Although Sakiko is not as deeply sketched as Tsugami, we also have a character in despair, looking for a normal relationship, but with a winner of course. New Year’s Eve:
The bells would be struck one hundred and eight times. A little past the hallfway mark, Tsugami got to his feet, opened the window, and stood for a time looking out. Sakiko rose, too, then went and leaned against him. Outside the night was uncannily dark and deep, nothing but the sound of the bells flying past. Thick foliage walled them in, blocking out every trace of light from the town. All at once, Sakiko felt intensely uneasy. The very fact that they were standing here quietly beside one another, as much like tow lovers as two lovers could be, listening to the passing of the ringing of the bells being stuck to send off the old year, filled her with a dark sense of foreboding. Maybe the only reason we are able to share a night like this, she thought, is that this time we really are going to break up.
Sakiko stepped away from Tsugami and went to sit at the small red-lacquered mirror in the corner. Her heart was still pounding. In the mirror, staring out at her like a fox, was the ashen face of a woman who had spent three years of the most important period in her life, from her twenties into her thirties, suffering with Tsugami.
As Tsugami becomes more embroiled in the lead up to the bullfighting event, arranging the transportation of the bulls, their feed, the hire of the stadium, the set-up of the fighting ring, the publicity, seeking permits, negotiating prices and even more, his mind is constantly thinking of the potential financial ruin. Throughout all of this he forgets the reasons for the event, the actual bullfight itself, a gamble, a fight to see who is the most dominant.
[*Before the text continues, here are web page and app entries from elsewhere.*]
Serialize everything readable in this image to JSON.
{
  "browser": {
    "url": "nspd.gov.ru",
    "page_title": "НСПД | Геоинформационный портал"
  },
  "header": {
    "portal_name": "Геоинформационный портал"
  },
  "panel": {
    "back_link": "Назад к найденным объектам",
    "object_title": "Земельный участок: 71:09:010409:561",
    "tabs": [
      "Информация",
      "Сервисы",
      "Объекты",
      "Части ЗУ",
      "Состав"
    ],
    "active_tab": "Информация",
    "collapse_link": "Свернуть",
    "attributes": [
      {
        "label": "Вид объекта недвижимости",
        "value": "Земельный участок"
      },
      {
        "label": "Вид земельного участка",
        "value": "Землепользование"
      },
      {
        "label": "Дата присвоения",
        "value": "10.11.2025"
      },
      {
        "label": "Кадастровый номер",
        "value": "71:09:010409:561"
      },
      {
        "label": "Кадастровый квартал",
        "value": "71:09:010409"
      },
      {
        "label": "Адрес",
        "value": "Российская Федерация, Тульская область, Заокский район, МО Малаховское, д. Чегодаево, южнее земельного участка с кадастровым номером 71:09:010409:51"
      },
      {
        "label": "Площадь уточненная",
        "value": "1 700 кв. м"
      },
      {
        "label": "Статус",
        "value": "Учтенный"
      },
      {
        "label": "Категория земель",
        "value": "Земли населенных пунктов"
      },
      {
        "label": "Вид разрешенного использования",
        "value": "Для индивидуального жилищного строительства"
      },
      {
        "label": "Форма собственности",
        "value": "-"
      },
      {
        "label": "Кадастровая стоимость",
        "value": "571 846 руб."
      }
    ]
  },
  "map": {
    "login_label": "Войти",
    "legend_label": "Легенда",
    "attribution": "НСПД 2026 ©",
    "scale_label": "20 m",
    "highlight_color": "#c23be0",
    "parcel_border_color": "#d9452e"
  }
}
He becomes obsessed with winning at all costs, this time he wants to be the success.
Whilst the tensions of the preparations for the bullfight may be the main plot, it is the subplot of human angst that echoes throughout. As Tsugami discusses the idea of a fireworks display the night before the big event, Sakiko comments:
“Yes, that would be lovely. Maybe you can do a big chrysanthemum! How nice it will look blooming in the total darkness over the charred rubble of Osaka”
Japan rebuilding its character after the war also simmering in the background.
Recently released, this is a beautiful edition from Pushkin Press, hand sticked by an independent publisher on acid free paper, it is one of those joys to hold (you don’t get that with an e-reader!). For me this was a revelation, a wonderful introduction to a prolific writer, and with just the one book under my belt I can see why Inoue is considered a “master” of Japanese literature. With a number of early works, you sometimes struggle to connect with the writer, as he finds his feet, if Inoue matures as his writing progresses then I’m in for an exciting journey. Although a short work (this edition's story runs to 124 pages) it is not short on substance.
Pushkin Press have recently released “The Hunting Gun” and “Life of a Counterfeiter” by Yasushi Inoue as well, I’ll be back in a few days with a review of his other work released in 1949, “The Hunting Gun”, with a review of the other work soon thereafter….I’m hooked.